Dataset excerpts
•••

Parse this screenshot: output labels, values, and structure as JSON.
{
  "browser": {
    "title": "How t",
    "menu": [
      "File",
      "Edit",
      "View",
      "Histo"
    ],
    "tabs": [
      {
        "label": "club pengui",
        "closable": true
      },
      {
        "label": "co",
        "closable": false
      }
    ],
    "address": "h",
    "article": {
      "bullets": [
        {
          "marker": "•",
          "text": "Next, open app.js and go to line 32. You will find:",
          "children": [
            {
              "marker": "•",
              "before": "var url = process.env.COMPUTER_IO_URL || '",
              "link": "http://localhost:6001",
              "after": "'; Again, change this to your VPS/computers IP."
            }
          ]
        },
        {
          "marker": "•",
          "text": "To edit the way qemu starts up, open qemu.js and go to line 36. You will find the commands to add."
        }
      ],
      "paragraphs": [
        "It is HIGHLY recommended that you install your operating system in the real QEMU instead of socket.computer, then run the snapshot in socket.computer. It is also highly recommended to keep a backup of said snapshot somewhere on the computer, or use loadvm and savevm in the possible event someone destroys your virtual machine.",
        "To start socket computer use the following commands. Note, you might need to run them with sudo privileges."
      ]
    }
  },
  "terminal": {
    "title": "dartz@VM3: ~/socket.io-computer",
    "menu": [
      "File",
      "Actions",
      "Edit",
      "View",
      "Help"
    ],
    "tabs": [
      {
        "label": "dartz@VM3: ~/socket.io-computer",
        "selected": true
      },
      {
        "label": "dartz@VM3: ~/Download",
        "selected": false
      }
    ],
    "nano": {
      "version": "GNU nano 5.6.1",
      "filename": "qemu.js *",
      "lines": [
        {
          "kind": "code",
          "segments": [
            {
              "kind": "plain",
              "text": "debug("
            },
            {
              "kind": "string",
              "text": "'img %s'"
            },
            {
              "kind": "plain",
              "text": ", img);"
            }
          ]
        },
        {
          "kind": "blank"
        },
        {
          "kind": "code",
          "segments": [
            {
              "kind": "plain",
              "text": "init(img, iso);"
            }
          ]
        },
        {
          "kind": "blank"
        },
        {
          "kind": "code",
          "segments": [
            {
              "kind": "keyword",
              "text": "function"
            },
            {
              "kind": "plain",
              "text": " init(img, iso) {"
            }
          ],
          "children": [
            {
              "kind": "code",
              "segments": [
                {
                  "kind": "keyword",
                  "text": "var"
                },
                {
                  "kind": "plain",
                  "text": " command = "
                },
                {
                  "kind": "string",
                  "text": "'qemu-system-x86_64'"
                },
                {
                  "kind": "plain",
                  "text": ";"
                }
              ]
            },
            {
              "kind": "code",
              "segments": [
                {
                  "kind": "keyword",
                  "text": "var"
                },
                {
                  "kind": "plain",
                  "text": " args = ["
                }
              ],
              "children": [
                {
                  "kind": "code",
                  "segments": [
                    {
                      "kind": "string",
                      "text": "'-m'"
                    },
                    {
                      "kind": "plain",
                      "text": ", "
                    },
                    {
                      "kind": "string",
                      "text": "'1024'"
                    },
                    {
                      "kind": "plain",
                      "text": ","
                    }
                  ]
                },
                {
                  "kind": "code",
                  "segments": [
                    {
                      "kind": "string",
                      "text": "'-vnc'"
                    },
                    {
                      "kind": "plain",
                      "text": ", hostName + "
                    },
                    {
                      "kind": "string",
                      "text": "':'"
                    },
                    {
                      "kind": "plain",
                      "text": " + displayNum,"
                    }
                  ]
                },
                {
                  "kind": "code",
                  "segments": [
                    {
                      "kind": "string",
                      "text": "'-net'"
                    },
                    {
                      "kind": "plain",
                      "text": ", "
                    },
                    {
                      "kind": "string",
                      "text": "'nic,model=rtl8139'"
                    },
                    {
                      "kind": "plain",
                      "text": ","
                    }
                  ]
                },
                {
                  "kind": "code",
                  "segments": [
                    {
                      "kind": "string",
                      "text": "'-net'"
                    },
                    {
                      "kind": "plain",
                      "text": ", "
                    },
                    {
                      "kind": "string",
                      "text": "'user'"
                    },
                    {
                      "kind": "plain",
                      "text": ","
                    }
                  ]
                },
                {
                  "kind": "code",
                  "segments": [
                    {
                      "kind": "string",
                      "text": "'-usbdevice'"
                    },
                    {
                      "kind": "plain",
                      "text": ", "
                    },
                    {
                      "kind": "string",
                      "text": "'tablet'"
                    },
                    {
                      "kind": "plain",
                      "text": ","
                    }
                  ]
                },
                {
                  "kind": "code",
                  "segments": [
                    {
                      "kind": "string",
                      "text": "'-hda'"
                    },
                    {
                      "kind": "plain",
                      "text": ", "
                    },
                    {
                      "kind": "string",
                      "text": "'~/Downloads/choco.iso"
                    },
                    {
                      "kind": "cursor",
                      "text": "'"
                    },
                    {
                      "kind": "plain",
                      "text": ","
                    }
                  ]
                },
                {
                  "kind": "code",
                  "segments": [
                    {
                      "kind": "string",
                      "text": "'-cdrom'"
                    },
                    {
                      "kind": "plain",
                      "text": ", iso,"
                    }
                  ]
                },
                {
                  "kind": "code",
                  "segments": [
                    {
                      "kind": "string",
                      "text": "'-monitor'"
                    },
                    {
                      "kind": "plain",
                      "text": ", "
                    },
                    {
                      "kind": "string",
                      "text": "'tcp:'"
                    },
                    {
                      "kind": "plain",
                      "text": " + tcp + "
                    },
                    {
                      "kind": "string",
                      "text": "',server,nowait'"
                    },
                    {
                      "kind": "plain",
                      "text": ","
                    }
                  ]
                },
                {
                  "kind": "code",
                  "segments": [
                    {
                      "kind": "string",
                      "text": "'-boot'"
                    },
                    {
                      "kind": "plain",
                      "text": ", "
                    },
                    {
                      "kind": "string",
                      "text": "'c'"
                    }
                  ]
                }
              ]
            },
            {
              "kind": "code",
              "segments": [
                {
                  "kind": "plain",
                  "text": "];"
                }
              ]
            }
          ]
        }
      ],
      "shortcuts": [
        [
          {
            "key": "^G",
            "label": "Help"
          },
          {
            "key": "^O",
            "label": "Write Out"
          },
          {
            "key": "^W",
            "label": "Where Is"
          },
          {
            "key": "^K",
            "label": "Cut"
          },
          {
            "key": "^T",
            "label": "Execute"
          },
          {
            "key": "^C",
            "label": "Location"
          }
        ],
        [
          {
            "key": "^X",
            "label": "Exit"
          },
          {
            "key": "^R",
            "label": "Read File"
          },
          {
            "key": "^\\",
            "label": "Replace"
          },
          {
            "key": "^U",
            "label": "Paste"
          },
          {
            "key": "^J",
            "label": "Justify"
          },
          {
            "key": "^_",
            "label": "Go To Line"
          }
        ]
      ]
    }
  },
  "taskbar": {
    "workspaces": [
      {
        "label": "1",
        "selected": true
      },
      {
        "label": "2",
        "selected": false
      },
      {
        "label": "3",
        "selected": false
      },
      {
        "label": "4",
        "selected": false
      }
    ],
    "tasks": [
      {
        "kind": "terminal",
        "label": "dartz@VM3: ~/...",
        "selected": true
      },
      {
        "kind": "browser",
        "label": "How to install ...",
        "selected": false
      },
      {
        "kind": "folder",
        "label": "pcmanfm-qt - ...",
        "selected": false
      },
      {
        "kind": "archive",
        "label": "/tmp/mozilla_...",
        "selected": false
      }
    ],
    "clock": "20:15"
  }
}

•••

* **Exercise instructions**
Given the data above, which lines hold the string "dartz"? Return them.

* **Solution**
    "title": "dartz@VM3: ~/socket.io-computer",
        "label": "dartz@VM3: ~/socket.io-computer",
        "label": "dartz@VM3: ~/Download",
        "label": "dartz@VM3: ~/...",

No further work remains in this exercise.